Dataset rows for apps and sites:
· · · ·

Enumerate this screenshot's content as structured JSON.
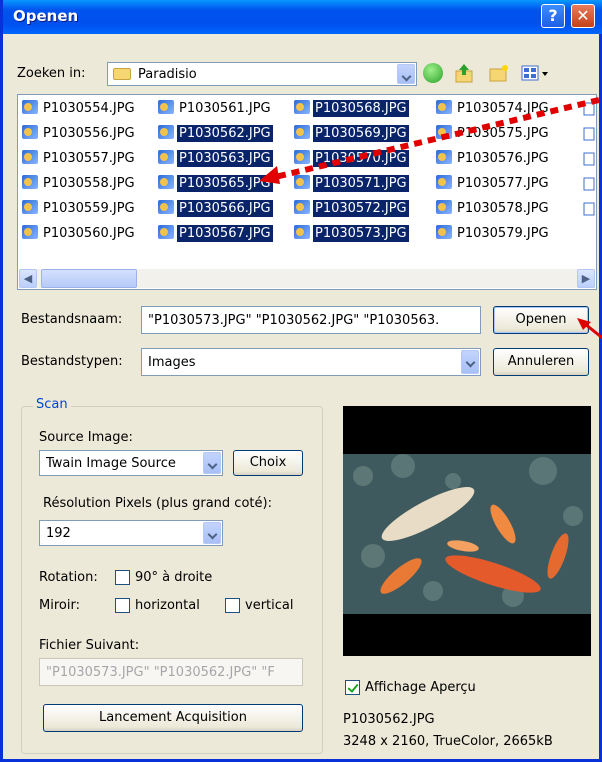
{
  "window": {
    "title": "Openen"
  },
  "lookin": {
    "label": "Zoeken in:",
    "value": "Paradisio"
  },
  "files": {
    "columns": [
      [
        {
          "name": "P1030554.JPG",
          "sel": false
        },
        {
          "name": "P1030556.JPG",
          "sel": false
        },
        {
          "name": "P1030557.JPG",
          "sel": false
        },
        {
          "name": "P1030558.JPG",
          "sel": false
        },
        {
          "name": "P1030559.JPG",
          "sel": false
        },
        {
          "name": "P1030560.JPG",
          "sel": false
        }
      ],
      [
        {
          "name": "P1030561.JPG",
          "sel": false
        },
        {
          "name": "P1030562.JPG",
          "sel": true
        },
        {
          "name": "P1030563.JPG",
          "sel": true
        },
        {
          "name": "P1030565.JPG",
          "sel": true
        },
        {
          "name": "P1030566.JPG",
          "sel": true
        },
        {
          "name": "P1030567.JPG",
          "sel": true
        }
      ],
      [
        {
          "name": "P1030568.JPG",
          "sel": true
        },
        {
          "name": "P1030569.JPG",
          "sel": true
        },
        {
          "name": "P1030570.JPG",
          "sel": true
        },
        {
          "name": "P1030571.JPG",
          "sel": true
        },
        {
          "name": "P1030572.JPG",
          "sel": true
        },
        {
          "name": "P1030573.JPG",
          "sel": true,
          "focus": true
        }
      ],
      [
        {
          "name": "P1030574.JPG",
          "sel": false
        },
        {
          "name": "P1030575.JPG",
          "sel": false
        },
        {
          "name": "P1030576.JPG",
          "sel": false
        },
        {
          "name": "P1030577.JPG",
          "sel": false
        },
        {
          "name": "P1030578.JPG",
          "sel": false
        },
        {
          "name": "P1030579.JPG",
          "sel": false
        }
      ]
    ]
  },
  "filename": {
    "label": "Bestandsnaam:",
    "value": "\"P1030573.JPG\" \"P1030562.JPG\" \"P1030563."
  },
  "filetype": {
    "label": "Bestandstypen:",
    "value": "Images"
  },
  "buttons": {
    "open": "Openen",
    "cancel": "Annuleren"
  },
  "scan": {
    "group_title": "Scan",
    "source_label": "Source Image:",
    "source_value": "Twain Image Source",
    "choose_button": "Choix",
    "resolution_label": "Résolution Pixels (plus grand coté):",
    "resolution_value": "192",
    "rotation_label": "Rotation:",
    "rotation_option": "90° à droite",
    "mirror_label": "Miroir:",
    "mirror_horizontal": "horizontal",
    "mirror_vertical": "vertical",
    "next_file_label": "Fichier Suivant:",
    "next_file_value": "\"P1030573.JPG\" \"P1030562.JPG\" \"F",
    "acquire_button": "Lancement Acquisition"
  },
  "preview": {
    "show_label": "Affichage Aperçu",
    "show_checked": true,
    "file_name": "P1030562.JPG",
    "file_info": "3248 x 2160, TrueColor, 2665kB"
  },
  "colors": {
    "selection": "#0a246a",
    "title_bar": "#0053ee",
    "annotation_arrow": "#e00000"
  }
}
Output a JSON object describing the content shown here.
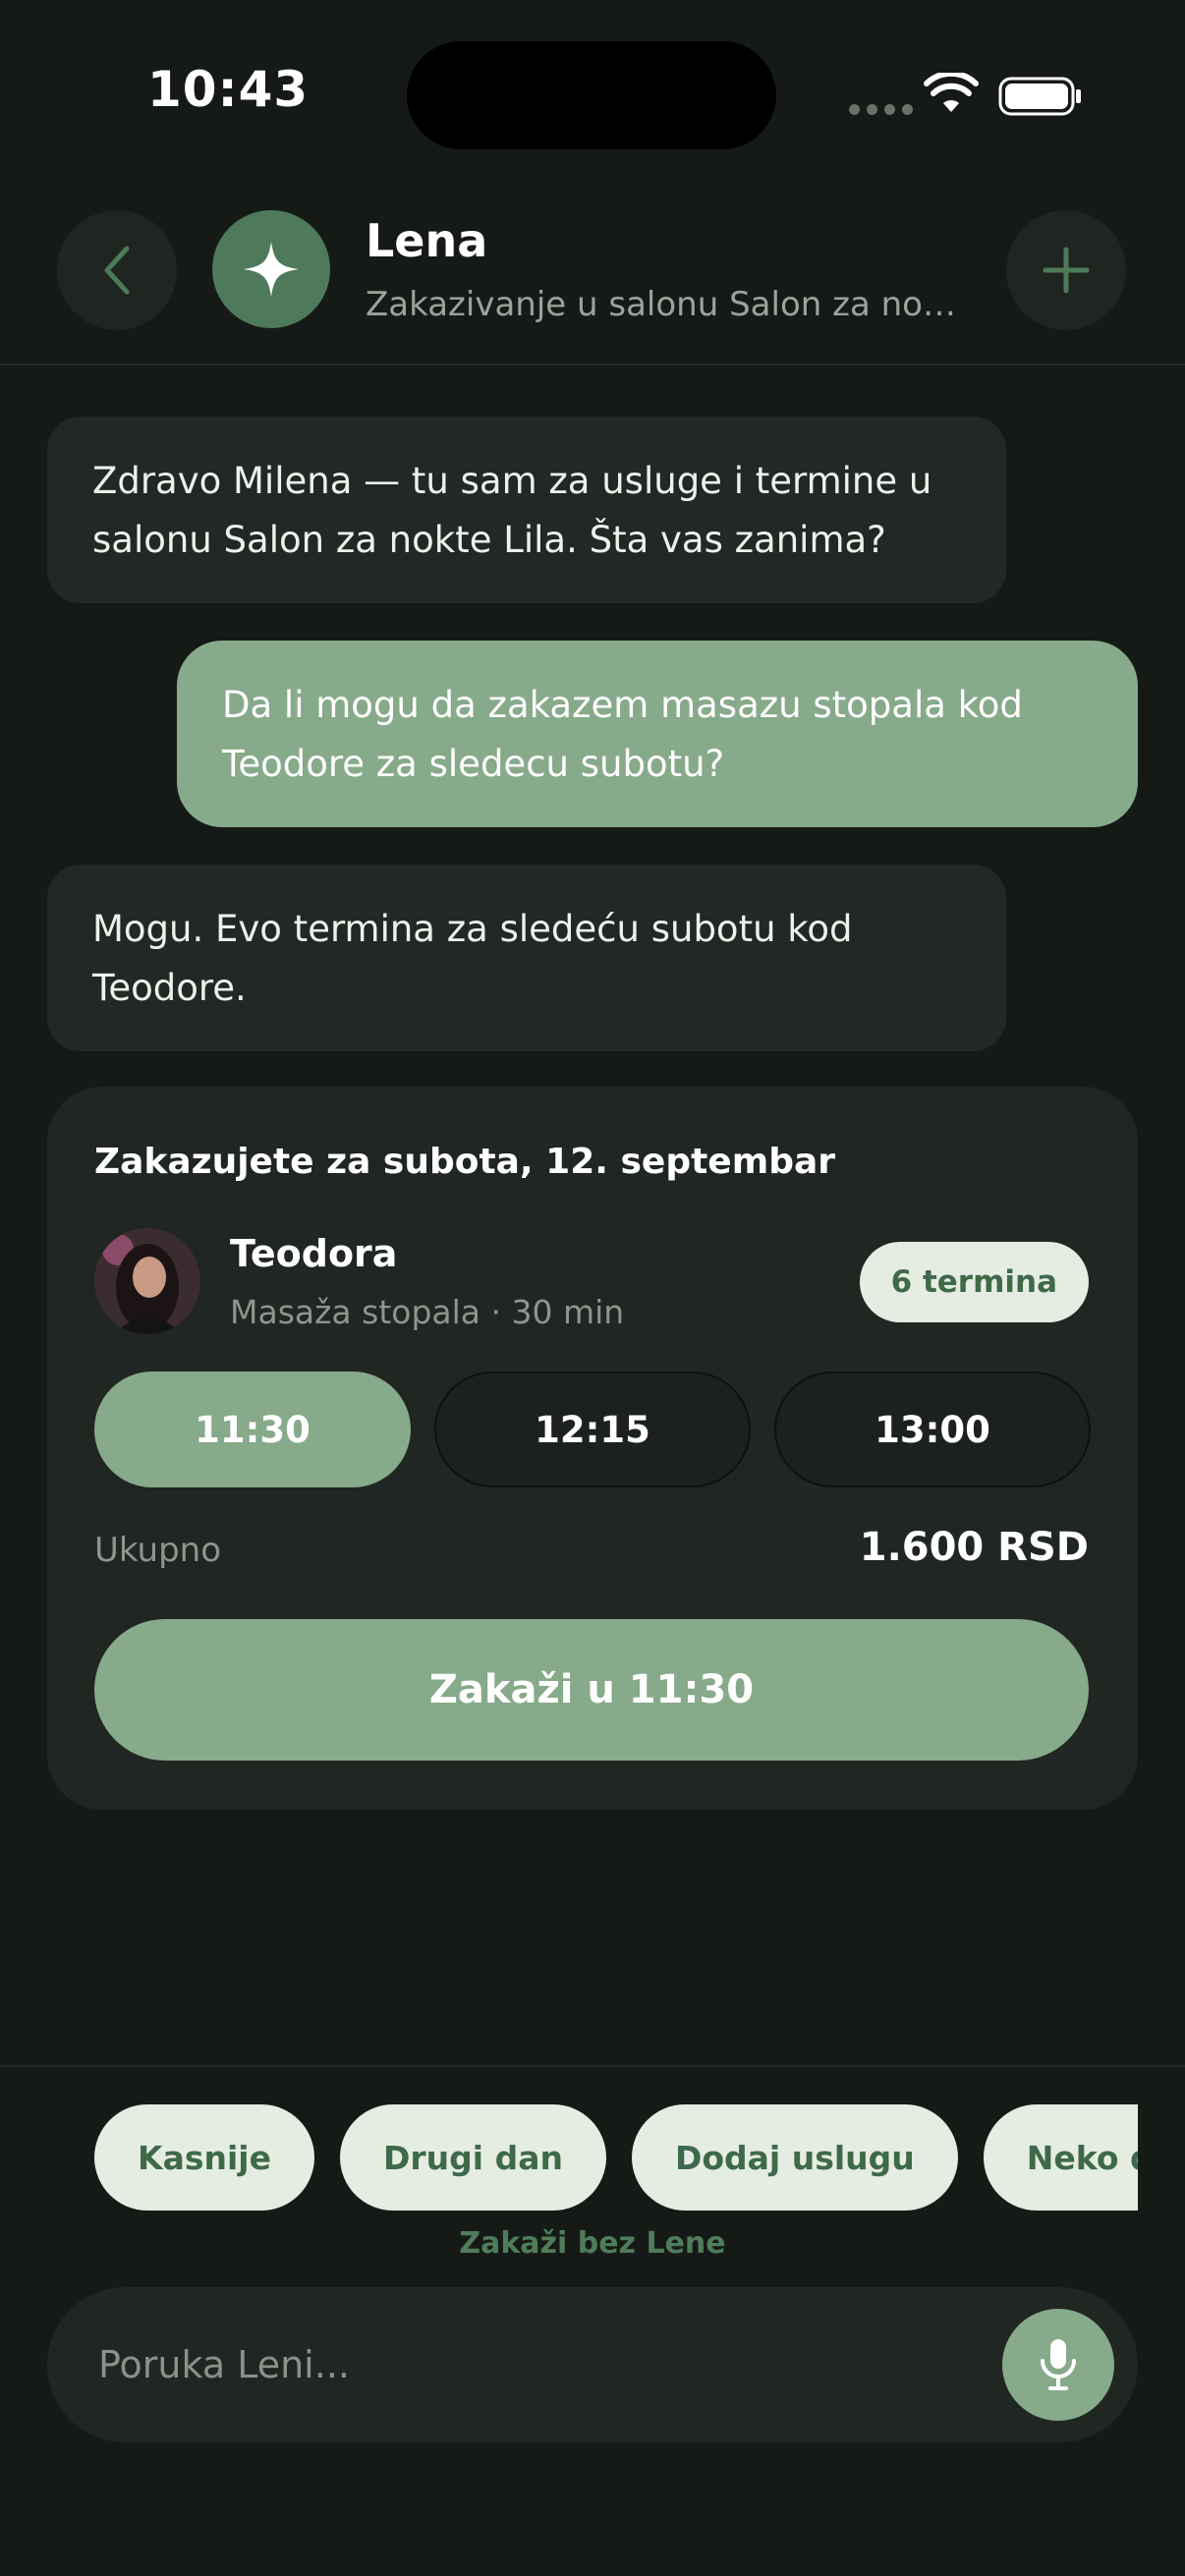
{
  "status_bar": {
    "time": "10:43"
  },
  "header": {
    "title": "Lena",
    "subtitle": "Zakazivanje u salonu Salon za nokt..."
  },
  "messages": [
    {
      "role": "assistant",
      "text": "Zdravo Milena — tu sam za usluge i termine u salonu Salon za nokte Lila. Šta vas zanima?"
    },
    {
      "role": "user",
      "text": "Da li mogu da zakazem masazu stopala kod Teodore za sledecu subotu?"
    },
    {
      "role": "assistant",
      "text": "Mogu. Evo termina za sledeću subotu kod Teodore."
    }
  ],
  "booking_card": {
    "title": "Zakazujete za subota, 12. septembar",
    "staff_name": "Teodora",
    "service": "Masaža stopala · 30 min",
    "slots_badge": "6 termina",
    "slots": [
      "11:30",
      "12:15",
      "13:00"
    ],
    "selected_slot": "11:30",
    "total_label": "Ukupno",
    "total_value": "1.600 RSD",
    "book_button": "Zakaži u 11:30"
  },
  "quick_replies": [
    "Kasnije",
    "Drugi dan",
    "Dodaj uslugu",
    "Neko drugi"
  ],
  "no_lena_link": "Zakaži bez Lene",
  "composer": {
    "placeholder": "Poruka Leni..."
  },
  "colors": {
    "background": "#161a17",
    "surface": "#202622",
    "accent": "#87aa8a",
    "chip_bg": "#e5ede3",
    "chip_text": "#3f6a49"
  }
}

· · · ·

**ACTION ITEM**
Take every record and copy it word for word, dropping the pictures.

**TASK RESPONSE**
Enumerate this screenshot's content as structured JSON.
{
  "window": {
    "title": "Openen"
  },
  "lookin": {
    "label": "Zoeken in:",
    "value": "Paradisio"
  },
  "files": {
    "columns": [
      [
        {
          "name": "P1030554.JPG",
          "sel": false
        },
        {
          "name": "P1030556.JPG",
          "sel": false
        },
        {
          "name": "P1030557.JPG",
          "sel": false
        },
        {
          "name": "P1030558.JPG",
          "sel": false
        },
        {
          "name": "P1030559.JPG",
          "sel": false
        },
        {
          "name": "P1030560.JPG",
          "sel": false
        }
      ],
      [
        {
          "name": "P1030561.JPG",
          "sel": false
        },
        {
          "name": "P1030562.JPG",
          "sel": true
        },
        {
          "name": "P1030563.JPG",
          "sel": true
        },
        {
          "name": "P1030565.JPG",
          "sel": true
        },
        {
          "name": "P1030566.JPG",
          "sel": true
        },
        {
          "name": "P1030567.JPG",
          "sel": true
        }
      ],
      [
        {
          "name": "P1030568.JPG",
          "sel": true
        },
        {
          "name": "P1030569.JPG",
          "sel": true
        },
        {
          "name": "P1030570.JPG",
          "sel": true
        },
        {
          "name": "P1030571.JPG",
          "sel": true
        },
        {
          "name": "P1030572.JPG",
          "sel": true
        },
        {
          "name": "P1030573.JPG",
          "sel": true,
          "focus": true
        }
      ],
      [
        {
          "name": "P1030574.JPG",
          "sel": false
        },
        {
          "name": "P1030575.JPG",
          "sel": false
        },
        {
          "name": "P1030576.JPG",
          "sel": false
        },
        {
          "name": "P1030577.JPG",
          "sel": false
        },
        {
          "name": "P1030578.JPG",
          "sel": false
        },
        {
          "name": "P1030579.JPG",
          "sel": false
        }
      ]
    ]
  },
  "filename": {
    "label": "Bestandsnaam:",
    "value": "\"P1030573.JPG\" \"P1030562.JPG\" \"P1030563."
  },
  "filetype": {
    "label": "Bestandstypen:",
    "value": "Images"
  },
  "buttons": {
    "open": "Openen",
    "cancel": "Annuleren"
  },
  "scan": {
    "group_title": "Scan",
    "source_label": "Source Image:",
    "source_value": "Twain Image Source",
    "choose_button": "Choix",
    "resolution_label": "Résolution Pixels (plus grand coté):",
    "resolution_value": "192",
    "rotation_label": "Rotation:",
    "rotation_option": "90° à droite",
    "mirror_label": "Miroir:",
    "mirror_horizontal": "horizontal",
    "mirror_vertical": "vertical",
    "next_file_label": "Fichier Suivant:",
    "next_file_value": "\"P1030573.JPG\" \"P1030562.JPG\" \"F",
    "acquire_button": "Lancement Acquisition"
  },
  "preview": {
    "show_label": "Affichage Aperçu",
    "show_checked": true,
    "file_name": "P1030562.JPG",
    "file_info": "3248 x 2160, TrueColor, 2665kB"
  },
  "colors": {
    "selection": "#0a246a",
    "title_bar": "#0053ee",
    "annotation_arrow": "#e00000"
  }
}
Output a JSON object describing the content shown here.
{
  "status_bar": {
    "time": "10:43"
  },
  "header": {
    "title": "Lena",
    "subtitle": "Zakazivanje u salonu Salon za nokt..."
  },
  "messages": [
    {
      "role": "assistant",
      "text": "Zdravo Milena — tu sam za usluge i termine u salonu Salon za nokte Lila. Šta vas zanima?"
    },
    {
      "role": "user",
      "text": "Da li mogu da zakazem masazu stopala kod Teodore za sledecu subotu?"
    },
    {
      "role": "assistant",
      "text": "Mogu. Evo termina za sledeću subotu kod Teodore."
    }
  ],
  "booking_card": {
    "title": "Zakazujete za subota, 12. septembar",
    "staff_name": "Teodora",
    "service": "Masaža stopala · 30 min",
    "slots_badge": "6 termina",
    "slots": [
      "11:30",
      "12:15",
      "13:00"
    ],
    "selected_slot": "11:30",
    "total_label": "Ukupno",
    "total_value": "1.600 RSD",
    "book_button": "Zakaži u 11:30"
  },
  "quick_replies": [
    "Kasnije",
    "Drugi dan",
    "Dodaj uslugu",
    "Neko drugi"
  ],
  "no_lena_link": "Zakaži bez Lene",
  "composer": {
    "placeholder": "Poruka Leni..."
  },
  "colors": {
    "background": "#161a17",
    "surface": "#202622",
    "accent": "#87aa8a",
    "chip_bg": "#e5ede3",
    "chip_text": "#3f6a49"
  }
}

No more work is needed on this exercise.